Merges takes branched code and merges it back into whatever they came from.

Branches tend to make cooperative development simpler. There are many possible strategies, some with names, each of ones have their upsides and downsides, but at least make it clearer for everyone what to expect and how to communicate about it. They can also make things like make backports and bugfixes easier (taking out the the set changes that are that bugfix should be simpler, and applying that to an older version may or may not be hairy, but it is still a well-contained job)

Trunk is a term regularly used to refer to the main line of development - in contrast with branches (...get it?). The bulk of your project is typically in trunk. It may be called main Or possibly branches, if there you have both stable and development releases, with things like backports going on.

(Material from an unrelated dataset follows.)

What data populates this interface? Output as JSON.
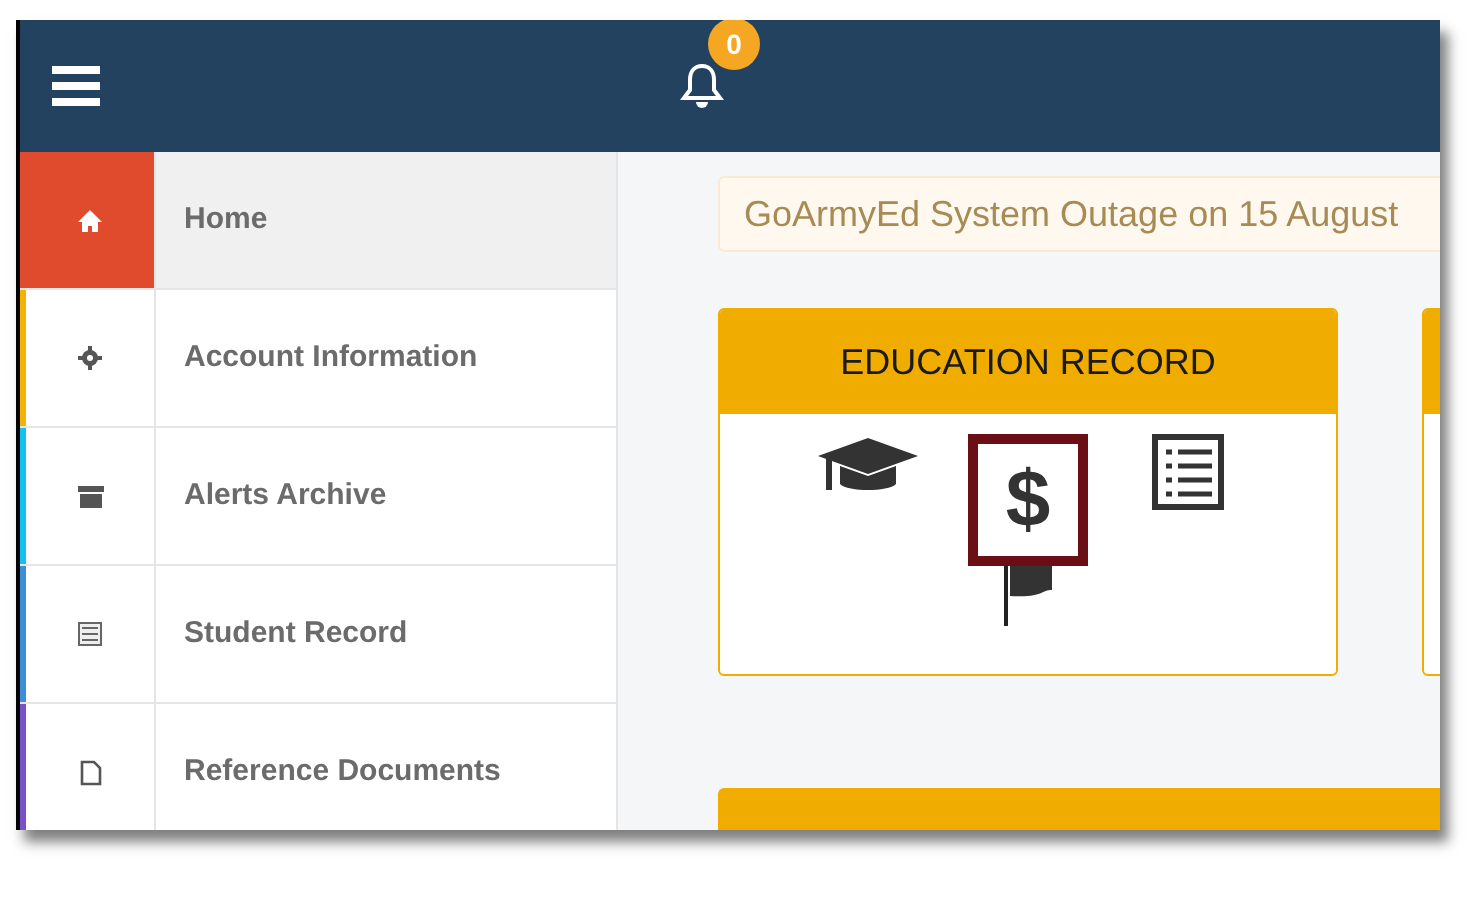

Tags refer to snapshots of specific source code (which under the hood may e.g. be reference to a revision, or to specific revisions per file, depending on how the specific revision system models things), which is a great way to keep track of release candidates, specific released version or such.

While you are working alone and/or without branches, a revision can take the role of being a particular release, but in the face of any branching whatsoever, or even just multiple projects in the same repository, tags are a nice organization tool. And take almost no extra storage. (Word of warning: You probably want to settle a conventions on tag naming ahead of time. Organisation doesn't stay useful if you can't tell what you meant some time later.)

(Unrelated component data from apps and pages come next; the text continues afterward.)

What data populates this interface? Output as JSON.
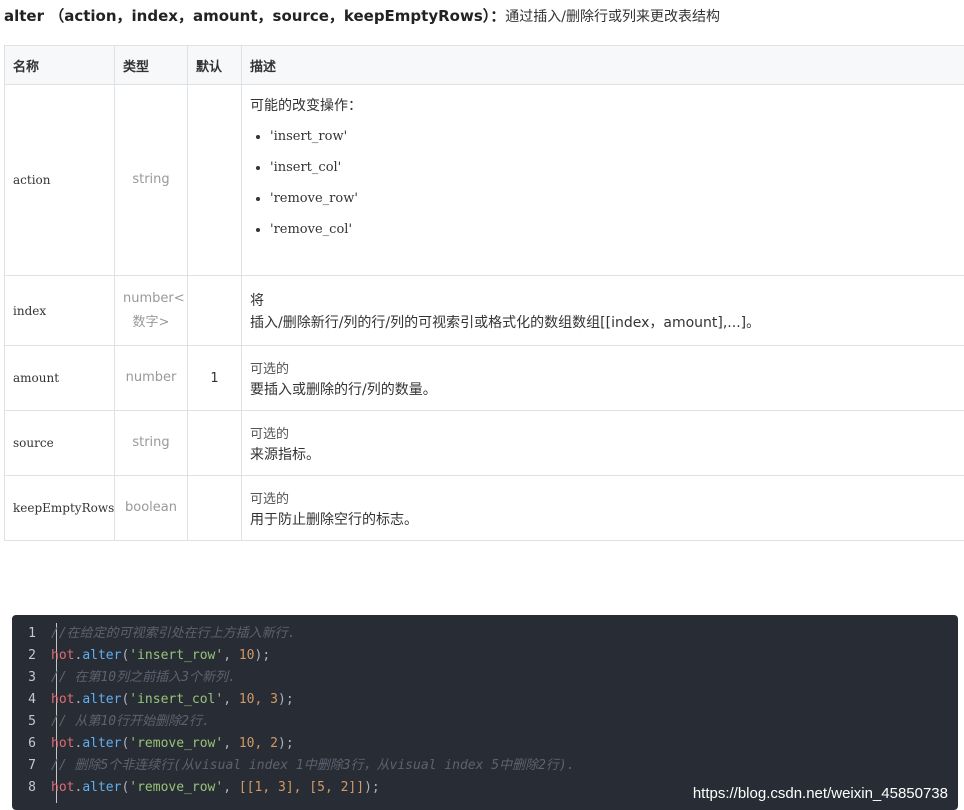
{
  "heading": {
    "signature": "alter （action，index，amount，source，keepEmptyRows）：",
    "description": "通过插入/删除行或列来更改表结构"
  },
  "table": {
    "headers": [
      "名称",
      "类型",
      "默认",
      "描述"
    ],
    "rows": [
      {
        "name": "action",
        "type": "string",
        "default": "",
        "desc_lead": "可能的改变操作：",
        "options": [
          "'insert_row'",
          "'insert_col'",
          "'remove_row'",
          "'remove_col'"
        ]
      },
      {
        "name": "index",
        "type": "number<数字>",
        "default": "",
        "desc_line1": "将",
        "desc_line2": "插入/删除新行/列的行/列的可视索引或格式化的数组数组[[index，amount],...]。"
      },
      {
        "name": "amount",
        "type": "number",
        "default": "1",
        "optional": "可选的",
        "desc": "要插入或删除的行/列的数量。"
      },
      {
        "name": "source",
        "type": "string",
        "default": "",
        "optional": "可选的",
        "desc": "来源指标。"
      },
      {
        "name": "keepEmptyRows",
        "type": "boolean",
        "default": "",
        "optional": "可选的",
        "desc": "用于防止删除空行的标志。"
      }
    ]
  },
  "code": {
    "lines": [
      {
        "num": "1",
        "comment": "//在给定的可视索引处在行上方插入新行."
      },
      {
        "num": "2",
        "obj": "hot",
        "fn": "alter",
        "str": "'insert_row'",
        "args": ", ",
        "nums": "10",
        "tail": ");"
      },
      {
        "num": "3",
        "comment": "// 在第10列之前插入3个新列."
      },
      {
        "num": "4",
        "obj": "hot",
        "fn": "alter",
        "str": "'insert_col'",
        "args": ", ",
        "nums": "10, 3",
        "tail": ");"
      },
      {
        "num": "5",
        "comment": "// 从第10行开始删除2行."
      },
      {
        "num": "6",
        "obj": "hot",
        "fn": "alter",
        "str": "'remove_row'",
        "args": ", ",
        "nums": "10, 2",
        "tail": ");"
      },
      {
        "num": "7",
        "comment": "// 删除5个非连续行(从visual index 1中删除3行，从visual index 5中删除2行)."
      },
      {
        "num": "8",
        "obj": "hot",
        "fn": "alter",
        "str": "'remove_row'",
        "args": ", ",
        "nums": "[[1, 3], [5, 2]]",
        "tail": ");"
      }
    ]
  },
  "watermark": "https://blog.csdn.net/weixin_45850738"
}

In smaller groups:

  • you may even get away without any branching, when it's workable to polish one shared version until it works
and can ignore the trunk distinction completely
  • you may not need tags, for similar reasons
working alone I can usually tell by the commit message

In larger groups:

  • you may find that you only ever want finished branches to update the main development line.
  • you usually want some conventions about how to branch, mostly how you communicate that you are and what it means to other development, to keep everyone sane (and avoid double work, pointless work, etc).
  • tags are great because it's always clear what specific releases were

See also:

Historical options, modern options

This article/section is a stub — some half-sorted notes, not necessarily checked, not necessarily correct. Feel free to ignore, or tell me about it.

Historically, one can mention CSSC, RCS, and CVS, and a bunch more, but you probably wouldn't use them today.

There are now quite a few systems out there, with mostly overlapping functionality. Some more current ones:

  • git (inspired by the proprietary BitKeeper, and Monotone. Written to be flexible and fast enough to deal with the linux kernel source project. Note this speed-for-size requirement is fairly unique) [1].
web wrappers: gitlab, github, bitBucket, more (verify)

  • Perforce - non-free for real-sized teams (>2?), but not expensive

Criticism of various systems includes that you need to learn each system's terms, behaviour and quirks, because all of these are different in some details. So people tend to stick with the first one they tried unless it becomes unworkable.

Before you choose one based on "heard good things about", think about a few requirements you may actually have such as:

  • is it simple to work with? Fancier features often comes with more thinking about it.
  • ability to work with eventually very large repositories or a centralized repository server that stores a lot of data (say, gigabyte scale on disk) without some operations slowing to the order of seconds
  • centralized or shared? (depends on cooperation model, though many probably want centralized)
  • do you want offline editing? (That is, do you like to work on a laptop?)
    • you you need (a possibly offline-style) edit-merge-commit style, can you deal with (possibly online-only) checkout-edit-checkin style?
  • if the system is one that need occasional adminning, is there someohe to do that within reasonable time
  • do you want a system easy enough to understand that you could do it by hand, or is relying on IDE integration enough?

See also:

Criticism (of parts and approaches)

On criticism and pragmatism

On conventions to numeric versions, and relations to code versioning

See also